DONG Energy is a unique place to work. It has set itself apart from the competition as one of the most progressive energy companies in Europe in terms of the green transition. This transition is impacting our daily work – in a good way. DONG Energy might not be as big as some of its German, British and even Italian competitors, but it is one of the few companies with a clear growth and sustainability story.

All these elements make working for DONG Energy a unique experience and very different from my previous jobs.

What is the best thing about working for DONG Energy?
The element of personal fulfilment and the feeling of doing something valuable for society and for the future. It’s exciting to be involved in the transformational journey of moving the energy sector forward from ‘black to green’ and to see the leadership committed to it pushing the organisation to make change happen.

The energy sector is the focus of a lot of public and political attention – are you aware of this in your day-to-day work?
Yes, we have a daily obligation to satisfy the Danish customers in two ways: they are our clients when buying our energy and services, and they are our owners through the governmental participation in DONG Energy equity. We need to constantly deliver value to them on both sides – as a client and as an owner – and this is not an easy balance to find.

In the Danish media, a lot is made of Denmark’s ‘green credentials’ when it comes to energy – when you represent Dong Energy internationally, do you get the impression that this view is shared by those outside the country?
Denmark has definitely established itself globally as a green society – you can see it wherever you travel – and DONG Energy has a key role in developing and maintaining this position in the future. But already now. When it comes to doing business abroad in green technology, the established reputation places you in a better and more competitive position from the very start.

DONG Energy at a glance


DONG Energy is one of Denmark’s largest companies and one of the leading energy groups in northern Europe. It procures, produces, distributes and trades in energy and energy-related products in the region. The company has its headquarters in Fredericia and office facilities in the Copenhagen area.

DONG Energy was established in 2006 by the merger of six Danish energy companies: DONG, Elsam, Energi E2, Nesa, Københavns Energi and Frederiksberg Forsyning.DONG Energy focuses on providing more energy and converting the energy system to a more renewable and sustainable production by developing offshore wind farms and replacing coal with biomass at its power stations.

The company has approximately 6,500 employees. It states that it offers great possibilities for professional development, excellent working conditions, challenging work tasks and competent colleagues in a good social climate.

The main business units are: exploration and production, wind power, thermal power, and customers and markets.
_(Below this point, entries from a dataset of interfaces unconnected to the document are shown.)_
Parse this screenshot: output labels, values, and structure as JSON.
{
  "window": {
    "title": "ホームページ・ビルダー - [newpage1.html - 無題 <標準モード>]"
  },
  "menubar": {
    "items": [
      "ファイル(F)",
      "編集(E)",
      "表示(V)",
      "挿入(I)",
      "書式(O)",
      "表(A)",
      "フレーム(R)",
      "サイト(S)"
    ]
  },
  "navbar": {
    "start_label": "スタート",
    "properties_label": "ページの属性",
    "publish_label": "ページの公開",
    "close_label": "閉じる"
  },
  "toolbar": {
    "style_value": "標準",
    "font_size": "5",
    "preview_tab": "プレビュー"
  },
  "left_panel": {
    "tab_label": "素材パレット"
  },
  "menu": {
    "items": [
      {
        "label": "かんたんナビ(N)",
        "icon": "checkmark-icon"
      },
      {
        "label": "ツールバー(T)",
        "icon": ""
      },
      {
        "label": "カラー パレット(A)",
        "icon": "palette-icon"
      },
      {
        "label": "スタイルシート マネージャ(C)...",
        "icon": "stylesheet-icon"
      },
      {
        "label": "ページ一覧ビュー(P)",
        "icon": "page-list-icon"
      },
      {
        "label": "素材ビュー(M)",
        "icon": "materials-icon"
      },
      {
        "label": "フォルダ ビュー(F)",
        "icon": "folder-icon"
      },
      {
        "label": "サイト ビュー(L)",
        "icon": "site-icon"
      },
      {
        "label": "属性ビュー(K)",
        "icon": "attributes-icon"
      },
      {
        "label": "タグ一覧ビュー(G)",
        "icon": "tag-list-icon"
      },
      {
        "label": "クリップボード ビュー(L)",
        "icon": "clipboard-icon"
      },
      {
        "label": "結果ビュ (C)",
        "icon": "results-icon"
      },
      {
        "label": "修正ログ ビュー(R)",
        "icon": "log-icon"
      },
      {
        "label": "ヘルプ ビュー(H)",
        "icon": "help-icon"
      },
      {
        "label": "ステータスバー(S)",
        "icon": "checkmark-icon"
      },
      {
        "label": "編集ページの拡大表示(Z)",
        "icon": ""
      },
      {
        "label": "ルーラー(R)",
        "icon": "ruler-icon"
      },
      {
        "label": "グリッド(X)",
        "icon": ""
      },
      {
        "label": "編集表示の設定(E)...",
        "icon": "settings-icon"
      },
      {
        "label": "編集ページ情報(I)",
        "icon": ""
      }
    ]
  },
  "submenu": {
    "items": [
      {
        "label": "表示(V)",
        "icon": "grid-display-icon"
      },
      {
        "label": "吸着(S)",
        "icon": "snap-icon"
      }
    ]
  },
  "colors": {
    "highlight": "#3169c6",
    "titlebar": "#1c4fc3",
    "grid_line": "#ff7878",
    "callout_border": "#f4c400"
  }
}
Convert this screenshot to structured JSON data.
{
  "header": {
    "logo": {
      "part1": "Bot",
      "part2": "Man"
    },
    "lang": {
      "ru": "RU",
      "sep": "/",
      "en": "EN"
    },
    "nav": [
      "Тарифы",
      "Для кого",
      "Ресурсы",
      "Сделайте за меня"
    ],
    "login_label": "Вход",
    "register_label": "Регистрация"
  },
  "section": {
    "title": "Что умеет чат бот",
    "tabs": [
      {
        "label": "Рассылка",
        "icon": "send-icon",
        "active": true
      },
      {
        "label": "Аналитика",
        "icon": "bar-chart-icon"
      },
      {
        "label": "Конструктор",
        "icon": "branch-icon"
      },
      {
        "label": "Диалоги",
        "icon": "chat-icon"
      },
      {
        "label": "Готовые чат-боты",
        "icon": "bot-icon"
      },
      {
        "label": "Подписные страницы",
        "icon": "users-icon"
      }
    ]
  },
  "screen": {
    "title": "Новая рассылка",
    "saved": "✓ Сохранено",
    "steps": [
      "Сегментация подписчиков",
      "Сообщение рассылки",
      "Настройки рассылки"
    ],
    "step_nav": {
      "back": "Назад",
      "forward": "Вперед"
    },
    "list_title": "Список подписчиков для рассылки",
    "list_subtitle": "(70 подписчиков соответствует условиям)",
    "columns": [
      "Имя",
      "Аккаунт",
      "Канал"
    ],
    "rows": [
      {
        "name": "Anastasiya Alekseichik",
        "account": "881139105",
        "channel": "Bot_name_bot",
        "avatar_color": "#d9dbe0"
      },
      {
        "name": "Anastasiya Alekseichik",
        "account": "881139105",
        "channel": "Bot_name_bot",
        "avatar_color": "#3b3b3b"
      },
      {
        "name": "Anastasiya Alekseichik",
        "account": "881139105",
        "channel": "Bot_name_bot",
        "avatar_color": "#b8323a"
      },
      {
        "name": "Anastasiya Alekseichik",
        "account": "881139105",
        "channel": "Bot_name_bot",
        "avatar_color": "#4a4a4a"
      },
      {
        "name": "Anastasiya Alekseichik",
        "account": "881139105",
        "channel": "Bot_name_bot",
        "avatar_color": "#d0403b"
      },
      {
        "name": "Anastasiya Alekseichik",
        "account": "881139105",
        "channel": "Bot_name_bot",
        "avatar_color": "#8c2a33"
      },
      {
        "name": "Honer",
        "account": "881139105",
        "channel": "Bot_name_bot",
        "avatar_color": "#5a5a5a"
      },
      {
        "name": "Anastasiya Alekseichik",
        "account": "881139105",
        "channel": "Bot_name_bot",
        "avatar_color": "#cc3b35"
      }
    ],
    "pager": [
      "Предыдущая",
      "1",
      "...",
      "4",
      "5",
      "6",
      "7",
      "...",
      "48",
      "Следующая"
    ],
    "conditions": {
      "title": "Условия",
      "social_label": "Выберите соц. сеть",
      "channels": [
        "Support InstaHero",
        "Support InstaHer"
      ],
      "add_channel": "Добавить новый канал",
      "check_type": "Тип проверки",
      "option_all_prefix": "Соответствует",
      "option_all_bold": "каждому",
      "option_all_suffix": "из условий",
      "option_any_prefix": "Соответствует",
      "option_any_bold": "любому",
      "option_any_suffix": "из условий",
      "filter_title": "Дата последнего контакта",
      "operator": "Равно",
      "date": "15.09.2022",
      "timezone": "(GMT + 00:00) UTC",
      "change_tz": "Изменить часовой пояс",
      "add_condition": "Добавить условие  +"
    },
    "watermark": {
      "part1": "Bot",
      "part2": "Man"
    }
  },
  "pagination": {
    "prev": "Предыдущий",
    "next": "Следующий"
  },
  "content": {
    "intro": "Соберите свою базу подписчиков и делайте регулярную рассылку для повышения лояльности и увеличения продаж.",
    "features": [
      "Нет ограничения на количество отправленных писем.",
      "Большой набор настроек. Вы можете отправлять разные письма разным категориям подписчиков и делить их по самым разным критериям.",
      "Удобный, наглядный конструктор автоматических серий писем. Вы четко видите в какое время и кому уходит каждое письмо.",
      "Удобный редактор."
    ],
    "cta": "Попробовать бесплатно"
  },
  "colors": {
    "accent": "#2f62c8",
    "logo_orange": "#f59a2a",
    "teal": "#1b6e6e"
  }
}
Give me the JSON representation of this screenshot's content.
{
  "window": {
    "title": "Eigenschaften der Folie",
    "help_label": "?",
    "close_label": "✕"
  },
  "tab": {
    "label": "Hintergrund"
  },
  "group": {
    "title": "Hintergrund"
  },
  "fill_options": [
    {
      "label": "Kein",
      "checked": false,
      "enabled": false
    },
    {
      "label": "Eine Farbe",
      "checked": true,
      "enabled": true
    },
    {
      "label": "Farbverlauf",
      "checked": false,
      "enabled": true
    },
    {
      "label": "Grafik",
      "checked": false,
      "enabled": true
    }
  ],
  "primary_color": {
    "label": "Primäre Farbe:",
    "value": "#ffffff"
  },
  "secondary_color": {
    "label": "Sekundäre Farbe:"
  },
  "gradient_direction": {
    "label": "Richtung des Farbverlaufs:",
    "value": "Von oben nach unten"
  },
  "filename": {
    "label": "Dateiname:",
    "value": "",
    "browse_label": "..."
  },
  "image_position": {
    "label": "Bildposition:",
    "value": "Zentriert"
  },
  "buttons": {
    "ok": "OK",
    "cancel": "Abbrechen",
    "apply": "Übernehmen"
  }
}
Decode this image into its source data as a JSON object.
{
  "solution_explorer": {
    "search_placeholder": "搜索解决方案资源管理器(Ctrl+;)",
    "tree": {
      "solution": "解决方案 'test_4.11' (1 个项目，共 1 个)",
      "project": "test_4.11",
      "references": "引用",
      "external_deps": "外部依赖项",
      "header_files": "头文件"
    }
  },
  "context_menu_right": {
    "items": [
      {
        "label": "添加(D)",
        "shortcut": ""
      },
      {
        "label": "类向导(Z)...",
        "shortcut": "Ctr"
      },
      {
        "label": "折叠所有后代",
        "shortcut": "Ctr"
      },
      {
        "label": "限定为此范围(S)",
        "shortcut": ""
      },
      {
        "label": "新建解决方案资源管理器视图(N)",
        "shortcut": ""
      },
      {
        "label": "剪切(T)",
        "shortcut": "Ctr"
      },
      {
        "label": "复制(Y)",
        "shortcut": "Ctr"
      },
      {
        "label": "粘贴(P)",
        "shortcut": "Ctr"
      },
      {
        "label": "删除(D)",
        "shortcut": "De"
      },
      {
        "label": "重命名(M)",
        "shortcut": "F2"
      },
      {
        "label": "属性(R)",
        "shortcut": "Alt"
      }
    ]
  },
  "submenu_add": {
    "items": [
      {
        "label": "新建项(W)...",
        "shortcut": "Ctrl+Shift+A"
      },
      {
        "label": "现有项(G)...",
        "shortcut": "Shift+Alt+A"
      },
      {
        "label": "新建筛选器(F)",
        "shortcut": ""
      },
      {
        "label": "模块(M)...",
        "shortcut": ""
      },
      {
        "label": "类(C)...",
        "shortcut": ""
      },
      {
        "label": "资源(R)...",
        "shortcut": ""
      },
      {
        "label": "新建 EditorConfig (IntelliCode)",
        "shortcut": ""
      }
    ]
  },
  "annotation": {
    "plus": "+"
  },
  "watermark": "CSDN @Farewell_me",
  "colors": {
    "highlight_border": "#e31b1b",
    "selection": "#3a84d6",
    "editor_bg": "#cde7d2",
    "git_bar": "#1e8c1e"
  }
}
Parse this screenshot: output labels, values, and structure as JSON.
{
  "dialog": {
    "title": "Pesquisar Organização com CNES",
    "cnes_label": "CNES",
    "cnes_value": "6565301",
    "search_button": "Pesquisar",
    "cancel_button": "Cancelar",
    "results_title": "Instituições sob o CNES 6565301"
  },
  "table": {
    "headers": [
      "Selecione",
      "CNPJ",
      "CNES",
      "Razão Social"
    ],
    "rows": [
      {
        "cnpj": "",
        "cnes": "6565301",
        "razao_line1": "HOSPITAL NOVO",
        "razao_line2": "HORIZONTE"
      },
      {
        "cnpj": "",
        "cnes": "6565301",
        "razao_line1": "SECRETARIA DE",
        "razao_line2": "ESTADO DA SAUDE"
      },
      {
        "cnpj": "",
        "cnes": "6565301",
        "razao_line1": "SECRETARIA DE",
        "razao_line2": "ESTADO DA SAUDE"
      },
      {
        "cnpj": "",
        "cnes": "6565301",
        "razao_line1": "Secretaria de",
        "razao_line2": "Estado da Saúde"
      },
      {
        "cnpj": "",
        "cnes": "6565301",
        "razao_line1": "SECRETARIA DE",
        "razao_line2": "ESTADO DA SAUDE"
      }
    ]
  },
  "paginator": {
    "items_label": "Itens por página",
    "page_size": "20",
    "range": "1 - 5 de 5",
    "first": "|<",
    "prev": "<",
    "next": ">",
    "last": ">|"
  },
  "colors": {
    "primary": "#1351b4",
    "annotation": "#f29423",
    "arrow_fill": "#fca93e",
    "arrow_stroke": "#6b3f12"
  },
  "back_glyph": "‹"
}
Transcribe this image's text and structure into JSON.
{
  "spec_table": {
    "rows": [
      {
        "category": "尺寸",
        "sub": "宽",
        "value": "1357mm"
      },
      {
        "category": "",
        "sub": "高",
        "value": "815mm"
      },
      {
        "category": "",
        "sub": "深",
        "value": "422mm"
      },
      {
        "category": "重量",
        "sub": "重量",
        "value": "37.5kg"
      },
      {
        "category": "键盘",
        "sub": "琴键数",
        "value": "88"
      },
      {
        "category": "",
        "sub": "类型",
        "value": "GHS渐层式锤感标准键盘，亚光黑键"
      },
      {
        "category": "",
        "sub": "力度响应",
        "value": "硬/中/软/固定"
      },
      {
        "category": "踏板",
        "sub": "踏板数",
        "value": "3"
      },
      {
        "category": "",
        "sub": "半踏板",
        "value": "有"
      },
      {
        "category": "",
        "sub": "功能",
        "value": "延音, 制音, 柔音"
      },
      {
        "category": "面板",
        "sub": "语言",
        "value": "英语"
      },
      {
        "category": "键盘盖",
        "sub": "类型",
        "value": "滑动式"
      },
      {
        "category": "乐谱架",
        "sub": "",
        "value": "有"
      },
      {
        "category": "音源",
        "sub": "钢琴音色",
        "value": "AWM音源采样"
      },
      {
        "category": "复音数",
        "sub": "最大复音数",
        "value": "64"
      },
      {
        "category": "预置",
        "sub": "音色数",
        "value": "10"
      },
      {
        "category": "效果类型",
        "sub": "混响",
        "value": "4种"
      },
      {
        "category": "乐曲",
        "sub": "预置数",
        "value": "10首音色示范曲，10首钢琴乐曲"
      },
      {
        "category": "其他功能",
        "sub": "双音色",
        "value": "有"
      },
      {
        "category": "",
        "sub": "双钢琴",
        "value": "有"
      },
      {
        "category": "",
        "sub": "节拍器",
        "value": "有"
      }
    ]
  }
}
DONG Energy defines its values as: result-orientated (to run an efficient company that is focused on creating value), responsible (to show consideration for people, the environment and markets in all of its actions) and responsive (to be open to new ideas and willing to act accordingly).